Wed 13 Feb 2019
Vale Deputy and Douzenier Jeremy Smithies has explained why he is supporting a move that could prevent a number of new 25mph speed limits being introduced.
He's concerned about the 'blanket' approach proposed by Environment and Infrastructure (CfE&), says consultation on the proposals was one-sided and there was a lack of evidence that the changes would improve safety.
Asked by the Vale website why he was supporting a parliamentary motion from St Sampson's Deputy Carl Meerveld, he said there were several reasons and outlines them here:
"I have been approached by several Parishioners and other electors who have expressed dismay at the ‘blanket’ approach to imposing a 25mph limit on 80 roads throughout the Island and who felt that the motivation behind the suggested selection was ‘anti-motorist’ and smacked of social engineering," he says. "Indeed, the CfE&I webpage entry on gov.gg/speedlimitconsult states “…and encourage more people to walk and cycle, …, which will improve health…”.
"The consultation process was one sided in that the objections were published in the ‘Speed Limits Decision Notice’ booklet with accompanying explanations as to why those objections were wrong, such as “There is overwhelming evidence … that lower speeds reduce the likelihood of collisions and reduce the severity of resulting injuries.” which was not not evidenced by anything other than common sense that a 100mph crash is likely to be more serious than a 10mph one.
"Again, dealing with Pollution, “This misconception …is not relevant to Guernsey.” with no supporting evidence. Further to the one-sided nature of the commentary is that the leaflet cites 136 (45%) of respondents expressed support but does not make any attempt to list this point of support whereas the objections are grouped together and systematically criticised."
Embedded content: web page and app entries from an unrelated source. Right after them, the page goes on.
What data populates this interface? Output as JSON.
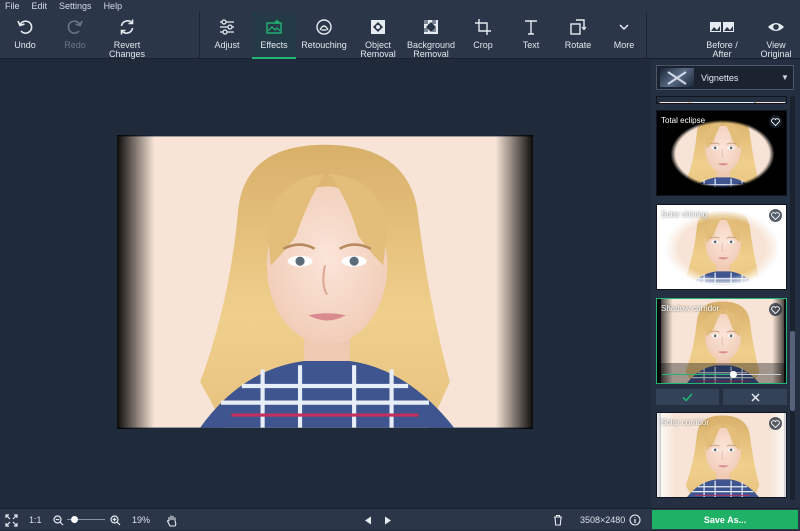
{
  "menu": [
    "File",
    "Edit",
    "Settings",
    "Help"
  ],
  "toolbar": {
    "undo": "Undo",
    "redo": "Redo",
    "revert": "Revert\nChanges",
    "adjust": "Adjust",
    "effects": "Effects",
    "retouching": "Retouching",
    "object_removal": "Object\nRemoval",
    "background_removal": "Background\nRemoval",
    "crop": "Crop",
    "text": "Text",
    "rotate": "Rotate",
    "more": "More",
    "before_after": "Before /\nAfter",
    "view_original": "View\nOriginal"
  },
  "panel": {
    "category": "Vignettes",
    "effects": [
      {
        "name": "Total eclipse"
      },
      {
        "name": "Solar shining"
      },
      {
        "name": "Shadow corridor",
        "selected": true,
        "intensity": 0.6
      },
      {
        "name": "Solar corridor"
      }
    ],
    "apply_icon": "check-icon",
    "cancel_icon": "close-icon"
  },
  "status": {
    "ratio": "1:1",
    "zoom": "19%",
    "zoom_level": 0.2,
    "dimensions": "3508×2480",
    "save": "Save As..."
  },
  "colors": {
    "accent": "#22b573",
    "background": "#1f2a3b",
    "toolbar": "#2b3649",
    "save": "#1fb166"
  }
}
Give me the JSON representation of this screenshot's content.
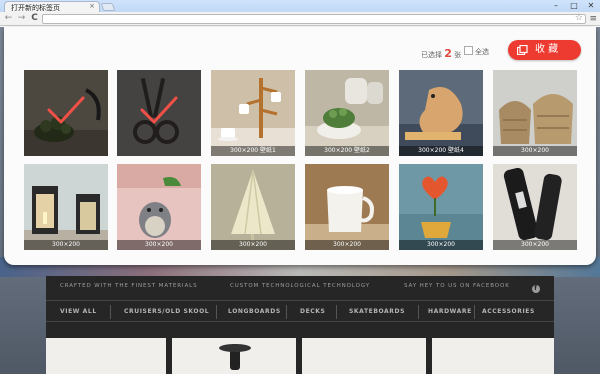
{
  "browser": {
    "tab_title": "打开新的标签页",
    "tab_close": "×",
    "window_controls": {
      "minimize": "–",
      "restore": "□",
      "close": "✕"
    },
    "nav": {
      "back": "←",
      "forward": "→",
      "reload": "C"
    },
    "address_value": "",
    "star": "☆",
    "menu": "≡"
  },
  "panel": {
    "selected_prefix": "已选择",
    "selected_count": "2",
    "selected_suffix": "张",
    "select_all_label": "全选",
    "collect_button_label": "收 藏",
    "accent_color": "#ee3b32",
    "images": [
      {
        "caption": "",
        "subject": "succulent-plant",
        "selected": true
      },
      {
        "caption": "",
        "subject": "scissors",
        "selected": true
      },
      {
        "caption": "300×200 壁纸1",
        "subject": "mug-tree",
        "selected": false
      },
      {
        "caption": "300×200 壁纸2",
        "subject": "potted-plant-and-jars",
        "selected": false
      },
      {
        "caption": "300×200 壁纸4",
        "subject": "wooden-bird",
        "selected": false
      },
      {
        "caption": "300×200",
        "subject": "wicker-baskets",
        "selected": false
      },
      {
        "caption": "300×200",
        "subject": "lanterns",
        "selected": false
      },
      {
        "caption": "300×200",
        "subject": "totoro-figurine",
        "selected": false
      },
      {
        "caption": "300×200",
        "subject": "umbrella",
        "selected": false
      },
      {
        "caption": "300×200",
        "subject": "milk-glass",
        "selected": false
      },
      {
        "caption": "300×200",
        "subject": "heart-plant",
        "selected": false
      },
      {
        "caption": "300×200",
        "subject": "black-umbrella",
        "selected": false
      }
    ]
  },
  "background_page": {
    "tagline_1": "CRAFTED WITH THE FINEST MATERIALS",
    "tagline_2": "CUSTOM TECHNOLOGICAL TECHNOLOGY",
    "tagline_3": "SAY HEY TO US ON FACEBOOK",
    "facebook_icon": "f",
    "nav_items": [
      "VIEW ALL",
      "CRUISERS/OLD SKOOL",
      "LONGBOARDS",
      "DECKS",
      "SKATEBOARDS",
      "HARDWARE",
      "ACCESSORIES"
    ]
  }
}
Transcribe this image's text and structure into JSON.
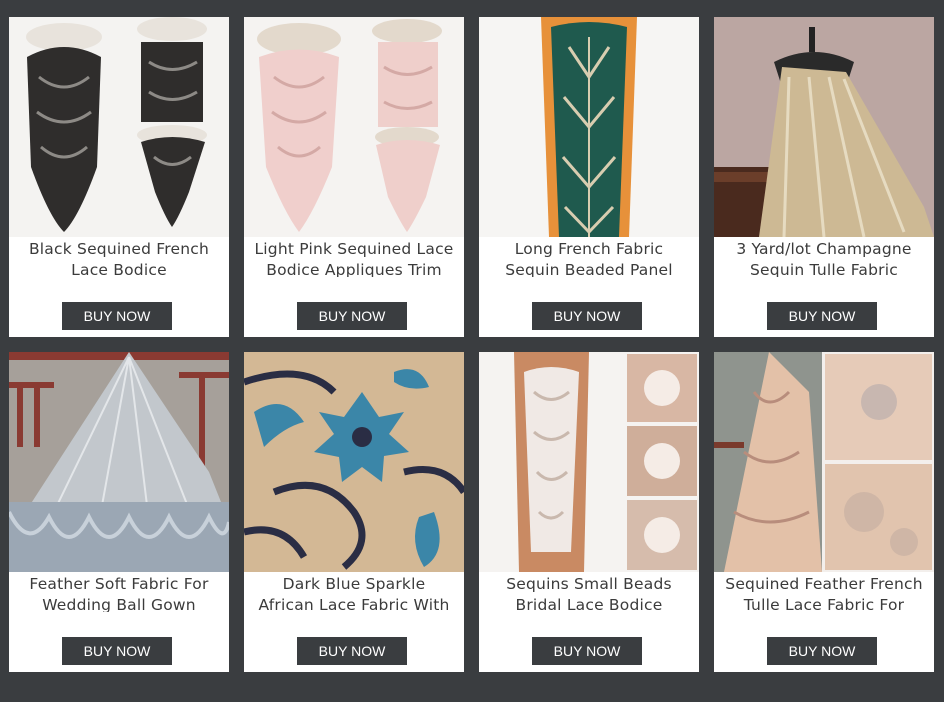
{
  "products": [
    {
      "title": "Black Sequined French Lace Bodice Embroidered Appliques",
      "button": "BUY NOW"
    },
    {
      "title": "Light Pink Sequined Lace Bodice Appliques Trim",
      "button": "BUY NOW"
    },
    {
      "title": "Long French Fabric Sequin Beaded Panel",
      "button": "BUY NOW"
    },
    {
      "title": "3 Yard/lot Champagne Sequin Tulle Fabric",
      "button": "BUY NOW"
    },
    {
      "title": "Feather Soft Fabric For Wedding Ball Gown",
      "button": "BUY NOW"
    },
    {
      "title": "Dark Blue Sparkle African Lace Fabric With Glitter",
      "button": "BUY NOW"
    },
    {
      "title": "Sequins Small Beads Bridal Lace Bodice Appliques",
      "button": "BUY NOW"
    },
    {
      "title": "Sequined Feather French Tulle Lace Fabric For Dress",
      "button": "BUY NOW"
    }
  ]
}
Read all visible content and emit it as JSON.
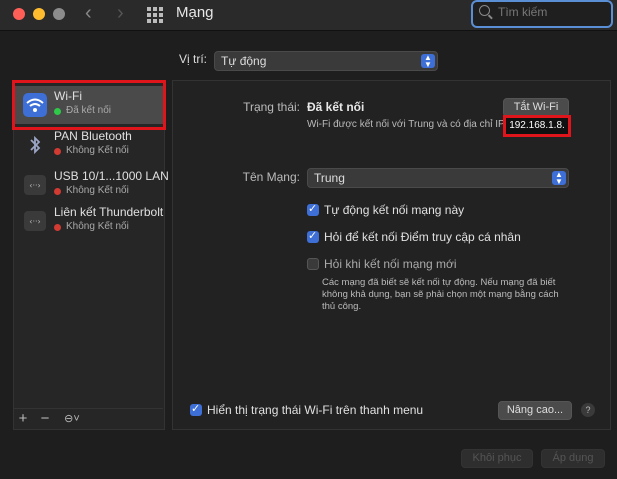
{
  "window": {
    "title": "Mạng",
    "search_placeholder": "Tìm kiếm"
  },
  "location": {
    "label": "Vị trí:",
    "value": "Tự động"
  },
  "sidebar": {
    "items": [
      {
        "name": "Wi-Fi",
        "status": "Đã kết nối",
        "status_color": "#2fc94a",
        "icon": "wifi-icon"
      },
      {
        "name": "PAN Bluetooth",
        "status": "Không Kết nối",
        "status_color": "#d23b32",
        "icon": "bluetooth-icon"
      },
      {
        "name": "USB 10/1...1000 LAN",
        "status": "Không Kết nối",
        "status_color": "#d23b32",
        "icon": "ethernet-icon"
      },
      {
        "name": "Liên kết Thunderbolt",
        "status": "Không Kết nối",
        "status_color": "#d23b32",
        "icon": "ethernet-icon"
      }
    ],
    "add_label": "+",
    "remove_label": "−",
    "action_label": "⊖˅"
  },
  "status": {
    "label": "Trạng thái:",
    "value": "Đã kết nối",
    "turn_off_button": "Tắt Wi-Fi",
    "description": "Wi-Fi được kết nối với Trung và có địa chỉ IP",
    "ip": "192.168.1.8."
  },
  "network_name": {
    "label": "Tên Mạng:",
    "value": "Trung"
  },
  "checkboxes": [
    {
      "label": "Tự động kết nối mạng này",
      "checked": true
    },
    {
      "label": "Hỏi để kết nối Điểm truy cập cá nhân",
      "checked": true
    },
    {
      "label": "Hỏi khi kết nối mạng mới",
      "checked": false
    }
  ],
  "ask_description": "Các mạng đã biết sẽ kết nối tự động. Nếu mạng đã biết không khả dụng, bạn sẽ phải chọn một mạng bằng cách thủ công.",
  "show_status": {
    "label": "Hiển thị trạng thái Wi-Fi trên thanh menu",
    "checked": true
  },
  "advanced_button": "Nâng cao...",
  "help_label": "?",
  "revert_button": "Khôi phục",
  "apply_button": "Áp dụng",
  "colors": {
    "accent": "#3d6fd6",
    "highlight": "#e0141b"
  }
}
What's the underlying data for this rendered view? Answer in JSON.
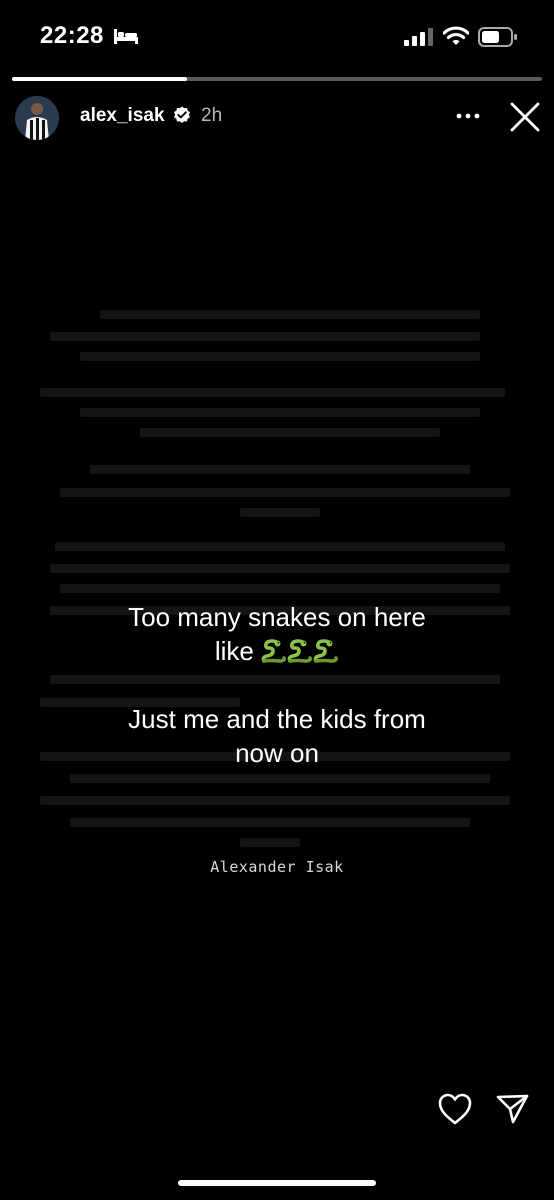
{
  "status_bar": {
    "time": "22:28",
    "icons": [
      "bed-icon",
      "signal-icon",
      "wifi-icon",
      "battery-icon"
    ]
  },
  "story": {
    "progress_fraction": 0.33,
    "username": "alex_isak",
    "verified": true,
    "time_ago": "2h",
    "header_icons": [
      "more-icon",
      "close-icon"
    ]
  },
  "caption": {
    "line1": "Too many snakes on here",
    "line2_text": "like ",
    "line2_emoji": "🐍🐍🐍",
    "line3": "Just me and the kids from",
    "line4": "now on"
  },
  "signature": "Alexander Isak",
  "footer_icons": [
    "heart-icon",
    "send-icon"
  ],
  "colors": {
    "background": "#000000",
    "text": "#ffffff",
    "snake_green": "#8bc34a"
  }
}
There is, says Deputy Smithies, a lack of clear evidence as to how the limits will improve safety.
The boundaries of the areas which included the roads to be limited were taken from the Island Development Plan which was designed to cover building development. "When a development is proposed it will, if sufficiently large, be subject to a traffic management plan which may, in turn, lead to a recommendation to impose speed limits as a result of the anticipated increase in volume of traffic NOT to be taken as a reason to impose a speed limit in case development takes place."
He goes on: "Specific examples of roads which are included in the arbitrary red lines on the IDP map are Glategny Esplanade and the Braye Road, which are currently limited to 35mph, and for which there seems no overwhelming case for reducing that limit.
"The range of feedback from the Police has failed to establish an urgent need to support the new limits and there will be resource implications for the Police if many extra roads are to be monitored for drivers exceeding the new limits," he says.
Finally, he adds that there was no evidence he could find that the Environment Committee had considered alternative traffic control and management technology measures.
The device being used to stop the new limits is a Motion to Annul various Statutory Instruments being laid before the States of Deliberation by Environment for the meeting scheduled on Wednesday, 27th February, 2019. It is proposed by Deputy Meerveld and seconded by Deputy Smithies.